Exercise requirements:
All of the data should be output character for character, except the pictures.

═══ Available data

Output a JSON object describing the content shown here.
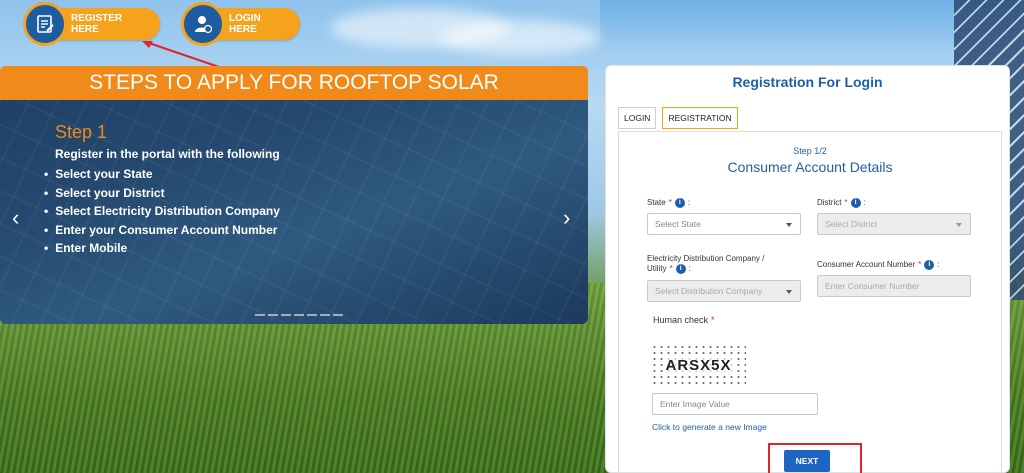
{
  "top_buttons": {
    "register_label": "REGISTER HERE",
    "login_label": "LOGIN HERE"
  },
  "carousel": {
    "heading": "STEPS TO APPLY FOR ROOFTOP SOLAR",
    "step_title": "Step 1",
    "intro": "Register in the portal with the following",
    "items": [
      "Select your State",
      "Select your District",
      "Select Electricity Distribution Company",
      "Enter your Consumer Account Number",
      "Enter Mobile"
    ],
    "prev_glyph": "‹",
    "next_glyph": "›"
  },
  "card": {
    "title": "Registration For Login",
    "tabs": [
      "LOGIN",
      "REGISTRATION"
    ],
    "active_tab": "REGISTRATION",
    "step": "Step 1/2",
    "form_title": "Consumer Account Details",
    "state_label": "State",
    "state_placeholder": "Select State",
    "district_label": "District",
    "district_placeholder": "Select District",
    "discom_label_line1": "Electricity Distribution Company /",
    "discom_label_line2": "Utility",
    "discom_placeholder": "Select Distribution Company",
    "consumer_label": "Consumer Account Number",
    "consumer_placeholder": "Enter Consumer Number",
    "human_check_label": "Human check",
    "captcha_text": "ARSX5X",
    "image_value_placeholder": "Enter Image Value",
    "regenerate_link": "Click to generate a new Image",
    "next_label": "NEXT",
    "required_mark": "*",
    "info_glyph": "i",
    "colon": ":"
  },
  "colors": {
    "accent_orange": "#f08a1a",
    "primary_blue": "#1f5fa8",
    "annotation_red": "#e0242a"
  }
}
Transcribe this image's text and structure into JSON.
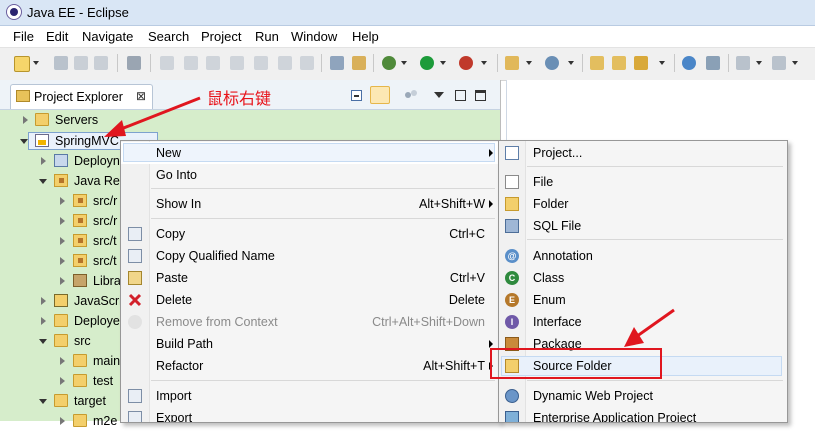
{
  "window": {
    "title": "Java EE - Eclipse"
  },
  "menubar": [
    "File",
    "Edit",
    "Navigate",
    "Search",
    "Project",
    "Run",
    "Window",
    "Help"
  ],
  "explorer": {
    "tab_label": "Project Explorer",
    "close_glyph": "⊠",
    "annotation": "鼠标右键",
    "tree": [
      {
        "label": "Servers"
      },
      {
        "label": "SpringMVC"
      },
      {
        "label": "Deployn"
      },
      {
        "label": "Java Res"
      },
      {
        "label": "src/r"
      },
      {
        "label": "src/r"
      },
      {
        "label": "src/t"
      },
      {
        "label": "src/t"
      },
      {
        "label": "Libra"
      },
      {
        "label": "JavaScri"
      },
      {
        "label": "Deploye"
      },
      {
        "label": "src"
      },
      {
        "label": "main"
      },
      {
        "label": "test"
      },
      {
        "label": "target"
      },
      {
        "label": "m2e"
      }
    ]
  },
  "context_menu": {
    "items": [
      {
        "label": "New",
        "shortcut": ""
      },
      {
        "label": "Go Into",
        "shortcut": ""
      },
      {
        "label": "Show In",
        "shortcut": "Alt+Shift+W"
      },
      {
        "label": "Copy",
        "shortcut": "Ctrl+C"
      },
      {
        "label": "Copy Qualified Name",
        "shortcut": ""
      },
      {
        "label": "Paste",
        "shortcut": "Ctrl+V"
      },
      {
        "label": "Delete",
        "shortcut": "Delete"
      },
      {
        "label": "Remove from Context",
        "shortcut": "Ctrl+Alt+Shift+Down"
      },
      {
        "label": "Build Path",
        "shortcut": ""
      },
      {
        "label": "Refactor",
        "shortcut": "Alt+Shift+T"
      },
      {
        "label": "Import",
        "shortcut": ""
      },
      {
        "label": "Export",
        "shortcut": ""
      }
    ]
  },
  "submenu": {
    "items": [
      {
        "label": "Project..."
      },
      {
        "label": "File"
      },
      {
        "label": "Folder"
      },
      {
        "label": "SQL File"
      },
      {
        "label": "Annotation"
      },
      {
        "label": "Class"
      },
      {
        "label": "Enum"
      },
      {
        "label": "Interface"
      },
      {
        "label": "Package"
      },
      {
        "label": "Source Folder"
      },
      {
        "label": "Dynamic Web Project"
      },
      {
        "label": "Enterprise Application Project"
      }
    ]
  },
  "colors": {
    "tree_background": "#d6edcb",
    "annotation_red": "#e0161f",
    "title_bar": "#d9e6f5"
  }
}
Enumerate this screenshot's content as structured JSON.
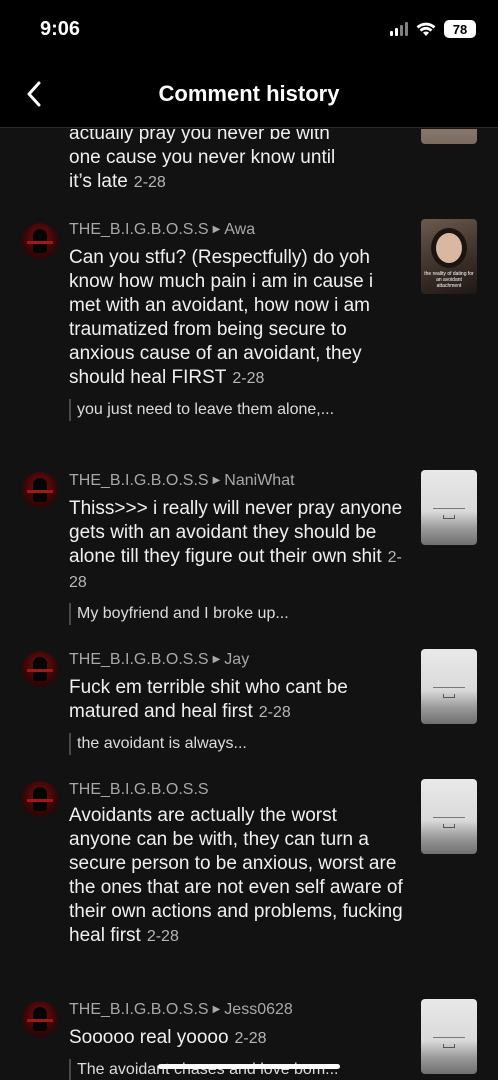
{
  "status_bar": {
    "time": "9:06",
    "battery": "78"
  },
  "header": {
    "title": "Comment history",
    "back_icon": "chevron-left-icon"
  },
  "partial_item": {
    "comment_lines": [
      "actually pray you never be with",
      "one cause you never know until",
      "it’s late"
    ],
    "date": "2-28"
  },
  "comments": [
    {
      "user": "THE_B.I.G.B.O.S.S",
      "target": "Awa",
      "text": "Can you stfu? (Respectfully) do yoh know how much pain i am in cause i met with an avoidant, how now i am traumatized from being secure to anxious cause of an avoidant, they should heal FIRST",
      "date": "2-28",
      "reply": "you just need to leave them alone,...",
      "thumb": "video",
      "thumb_caption": "the reality of dating for an avoidant attachment"
    },
    {
      "user": "THE_B.I.G.B.O.S.S",
      "target": "NaniWhat",
      "text": "Thiss>>> i really will never pray anyone gets with an avoidant they should be alone till they figure out their own shit",
      "date": "2-28",
      "reply": "My boyfriend and I broke up...",
      "thumb": "gray"
    },
    {
      "user": "THE_B.I.G.B.O.S.S",
      "target": "Jay",
      "text": "Fuck em terrible shit who cant be matured and heal first",
      "date": "2-28",
      "reply": "the avoidant is always...",
      "thumb": "gray"
    },
    {
      "user": "THE_B.I.G.B.O.S.S",
      "target": "",
      "text": "Avoidants are actually the worst anyone can be with, they can turn a secure person to be anxious, worst are the ones that are not even self aware of their own actions and problems, fucking heal first",
      "date": "2-28",
      "reply": "",
      "thumb": "gray"
    },
    {
      "user": "THE_B.I.G.B.O.S.S",
      "target": "Jess0628",
      "text": "Sooooo real yoooo",
      "date": "2-28",
      "reply": "The avoidant chases and love bom...",
      "thumb": "gray"
    }
  ]
}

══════

Solution for this task:
Output a JSON object describing the content shown here.
{
  "top_buttons": {
    "register_label": "REGISTER HERE",
    "login_label": "LOGIN HERE"
  },
  "carousel": {
    "heading": "STEPS TO APPLY FOR ROOFTOP SOLAR",
    "step_title": "Step 1",
    "intro": "Register in the portal with the following",
    "items": [
      "Select your State",
      "Select your District",
      "Select Electricity Distribution Company",
      "Enter your Consumer Account Number",
      "Enter Mobile"
    ],
    "prev_glyph": "‹",
    "next_glyph": "›"
  },
  "card": {
    "title": "Registration For Login",
    "tabs": [
      "LOGIN",
      "REGISTRATION"
    ],
    "active_tab": "REGISTRATION",
    "step": "Step 1/2",
    "form_title": "Consumer Account Details",
    "state_label": "State",
    "state_placeholder": "Select State",
    "district_label": "District",
    "district_placeholder": "Select District",
    "discom_label_line1": "Electricity Distribution Company /",
    "discom_label_line2": "Utility",
    "discom_placeholder": "Select Distribution Company",
    "consumer_label": "Consumer Account Number",
    "consumer_placeholder": "Enter Consumer Number",
    "human_check_label": "Human check",
    "captcha_text": "ARSX5X",
    "image_value_placeholder": "Enter Image Value",
    "regenerate_link": "Click to generate a new Image",
    "next_label": "NEXT",
    "required_mark": "*",
    "info_glyph": "i",
    "colon": ":"
  },
  "colors": {
    "accent_orange": "#f08a1a",
    "primary_blue": "#1f5fa8",
    "annotation_red": "#e0242a"
  }
}
Transcribe this image's text and structure into JSON.
{
  "window": {
    "title": "Java EE - Eclipse"
  },
  "menubar": [
    "File",
    "Edit",
    "Navigate",
    "Search",
    "Project",
    "Run",
    "Window",
    "Help"
  ],
  "explorer": {
    "tab_label": "Project Explorer",
    "close_glyph": "⊠",
    "annotation": "鼠标右键",
    "tree": [
      {
        "label": "Servers"
      },
      {
        "label": "SpringMVC"
      },
      {
        "label": "Deployn"
      },
      {
        "label": "Java Res"
      },
      {
        "label": "src/r"
      },
      {
        "label": "src/r"
      },
      {
        "label": "src/t"
      },
      {
        "label": "src/t"
      },
      {
        "label": "Libra"
      },
      {
        "label": "JavaScri"
      },
      {
        "label": "Deploye"
      },
      {
        "label": "src"
      },
      {
        "label": "main"
      },
      {
        "label": "test"
      },
      {
        "label": "target"
      },
      {
        "label": "m2e"
      }
    ]
  },
  "context_menu": {
    "items": [
      {
        "label": "New",
        "shortcut": ""
      },
      {
        "label": "Go Into",
        "shortcut": ""
      },
      {
        "label": "Show In",
        "shortcut": "Alt+Shift+W"
      },
      {
        "label": "Copy",
        "shortcut": "Ctrl+C"
      },
      {
        "label": "Copy Qualified Name",
        "shortcut": ""
      },
      {
        "label": "Paste",
        "shortcut": "Ctrl+V"
      },
      {
        "label": "Delete",
        "shortcut": "Delete"
      },
      {
        "label": "Remove from Context",
        "shortcut": "Ctrl+Alt+Shift+Down"
      },
      {
        "label": "Build Path",
        "shortcut": ""
      },
      {
        "label": "Refactor",
        "shortcut": "Alt+Shift+T"
      },
      {
        "label": "Import",
        "shortcut": ""
      },
      {
        "label": "Export",
        "shortcut": ""
      }
    ]
  },
  "submenu": {
    "items": [
      {
        "label": "Project..."
      },
      {
        "label": "File"
      },
      {
        "label": "Folder"
      },
      {
        "label": "SQL File"
      },
      {
        "label": "Annotation"
      },
      {
        "label": "Class"
      },
      {
        "label": "Enum"
      },
      {
        "label": "Interface"
      },
      {
        "label": "Package"
      },
      {
        "label": "Source Folder"
      },
      {
        "label": "Dynamic Web Project"
      },
      {
        "label": "Enterprise Application Project"
      }
    ]
  },
  "colors": {
    "tree_background": "#d6edcb",
    "annotation_red": "#e0161f",
    "title_bar": "#d9e6f5"
  }
}
Enumerate this screenshot's content as structured JSON.
{
  "status_bar": {
    "time": "9:06",
    "battery": "78"
  },
  "header": {
    "title": "Comment history",
    "back_icon": "chevron-left-icon"
  },
  "partial_item": {
    "comment_lines": [
      "actually pray you never be with",
      "one cause you never know until",
      "it’s late"
    ],
    "date": "2-28"
  },
  "comments": [
    {
      "user": "THE_B.I.G.B.O.S.S",
      "target": "Awa",
      "text": "Can you stfu? (Respectfully) do yoh know how much pain i am in cause i met with an avoidant, how now i am traumatized from being secure to anxious cause of an avoidant, they should heal FIRST",
      "date": "2-28",
      "reply": "you just need to leave them alone,...",
      "thumb": "video",
      "thumb_caption": "the reality of dating for an avoidant attachment"
    },
    {
      "user": "THE_B.I.G.B.O.S.S",
      "target": "NaniWhat",
      "text": "Thiss>>> i really will never pray anyone gets with an avoidant they should be alone till they figure out their own shit",
      "date": "2-28",
      "reply": "My boyfriend and I broke up...",
      "thumb": "gray"
    },
    {
      "user": "THE_B.I.G.B.O.S.S",
      "target": "Jay",
      "text": "Fuck em terrible shit who cant be matured and heal first",
      "date": "2-28",
      "reply": "the avoidant is always...",
      "thumb": "gray"
    },
    {
      "user": "THE_B.I.G.B.O.S.S",
      "target": "",
      "text": "Avoidants are actually the worst anyone can be with, they can turn a secure person to be anxious, worst are the ones that are not even self aware of their own actions and problems, fucking heal first",
      "date": "2-28",
      "reply": "",
      "thumb": "gray"
    },
    {
      "user": "THE_B.I.G.B.O.S.S",
      "target": "Jess0628",
      "text": "Sooooo real yoooo",
      "date": "2-28",
      "reply": "The avoidant chases and love bom...",
      "thumb": "gray"
    }
  ]
}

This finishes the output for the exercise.